God is both Judge and Father. God deals with sinners as the righteous Judge. A sinner stands condemned under the judgment of God. But we, who are believers, having placed our trust in Christ no longer come under the judgment of God. Christ has paid the price for our sins. We become the children of God. “As many as received Him, to them gave He power to become the sons of God, even to them that believe on His name” (John 1:12).
Believers relate to God as Father. However, that does not mean that God does not discipline us. When we sin, God will set us straight. When gone astray, He will bring us back to the right path. That is God’s discipline. In fact, discipline is evidence that we are the true children of God (Hebrews 12:7-11).
There is a difference between the judgment of the sinner and the discipline of the son. The former is initiated by the wrath of God to punish sinners for their defiance. The latter is motivated by the love of God to train believers in obedience and holiness.
The Westminster Confession of Faith puts it this way:
“God doth continue to forgive the sins of those that are justified; and although they can never fall from the state of justification, yet they may, by their sins, fall under God’s fatherly displeasure, and not have the light of His countenance restored unto them, until they humble themselves, confess their sins, beg pardon, and renew their faith and repentance” (WCF, Chapter 11.5)
- To impress upon us the seriousness of our own sins.
When the Bible says that we must forgive those who have offended us before we ask God for His forgiveness for our sins, it helps us to consider the seriousness of our sins.
There is a tendency to overestimate the wrong that has been done to us and underestimate the wrong that we have done against God. When we charge a person for being ungrateful to us for the little good that we have done for him, we ought to think about how ungrateful we have been for all the good that God has done for us.
Our Lord Jesus says that if we do not forgive those who have wronged us, God will not forgive our sins (Matthew 6:16; Mark 11:26; etc.). These passages do not suggest that our forgiveness of others’ wrong earns God’s forgiveness for our sins. Rather these passages serve to remind us that the forgiven must be forgiving. We, who have been forgiven much by God must also be forgiving for the little hurt that has been afflicted upon us.
- To develop a heart of mercy and tenderness toward those who have wronged us (Ephesians 4:32).

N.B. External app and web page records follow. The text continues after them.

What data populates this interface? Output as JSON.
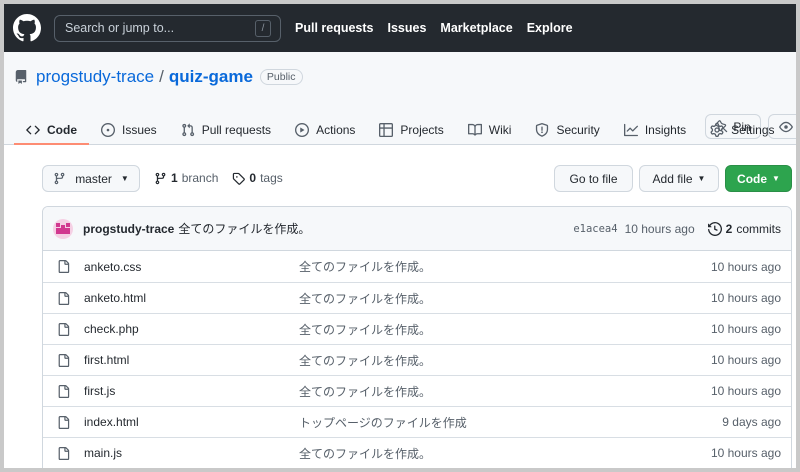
{
  "header": {
    "search_placeholder": "Search or jump to...",
    "slash_key": "/",
    "nav": [
      "Pull requests",
      "Issues",
      "Marketplace",
      "Explore"
    ]
  },
  "repo": {
    "owner": "progstudy-trace",
    "separator": "/",
    "name": "quiz-game",
    "visibility": "Public",
    "pin_label": "Pin"
  },
  "tabs": [
    {
      "label": "Code",
      "icon": "code-icon",
      "selected": true
    },
    {
      "label": "Issues",
      "icon": "issue-icon"
    },
    {
      "label": "Pull requests",
      "icon": "pull-request-icon"
    },
    {
      "label": "Actions",
      "icon": "play-icon"
    },
    {
      "label": "Projects",
      "icon": "table-icon"
    },
    {
      "label": "Wiki",
      "icon": "book-icon"
    },
    {
      "label": "Security",
      "icon": "shield-icon"
    },
    {
      "label": "Insights",
      "icon": "graph-icon"
    },
    {
      "label": "Settings",
      "icon": "gear-icon"
    }
  ],
  "filenav": {
    "branch": "master",
    "branch_count": "1",
    "branch_word": "branch",
    "tag_count": "0",
    "tag_word": "tags",
    "go_to_file": "Go to file",
    "add_file": "Add file",
    "code": "Code"
  },
  "commit": {
    "author": "progstudy-trace",
    "message": "全てのファイルを作成。",
    "sha": "e1acea4",
    "time": "10 hours ago",
    "count": "2",
    "count_word": "commits"
  },
  "files": [
    {
      "name": "anketo.css",
      "message": "全てのファイルを作成。",
      "age": "10 hours ago"
    },
    {
      "name": "anketo.html",
      "message": "全てのファイルを作成。",
      "age": "10 hours ago"
    },
    {
      "name": "check.php",
      "message": "全てのファイルを作成。",
      "age": "10 hours ago"
    },
    {
      "name": "first.html",
      "message": "全てのファイルを作成。",
      "age": "10 hours ago"
    },
    {
      "name": "first.js",
      "message": "全てのファイルを作成。",
      "age": "10 hours ago"
    },
    {
      "name": "index.html",
      "message": "トップページのファイルを作成",
      "age": "9 days ago"
    },
    {
      "name": "main.js",
      "message": "全てのファイルを作成。",
      "age": "10 hours ago"
    }
  ],
  "colors": {
    "header_bg": "#24292f",
    "link": "#0969da",
    "code_button": "#2da44e",
    "tab_underline": "#fd8c73"
  }
}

Whenever we confess our sins and ask God for forgiveness, we also think of the other person and his need for forgiveness. God’s mercy and compassion for us ought to remind us of the other person’s need for mercy and compassion.
- To prevent bitterness from taking root in our hearts.
A heart hardened against sin and an unwillingness to forgive are indications of bitterness taking hold of a person (Hebrews 12:15). When we are reluctant to forgive, we display unreasonableness and meanness in our attitude. It is like the servant who has been forgiven much by his master and yet refuses to forgive a fellow servant who owed him a fraction of what he has been forgiven (see Matthew 18:23-35).
Confession of and asking forgiveness for our sins foster our communion with God and closer fellowship with our brothers and sisters in Christ.
Pastoral Letter by Pastor Isaac Ong – Calvary’s Weekly Bulletin (17 February 2019)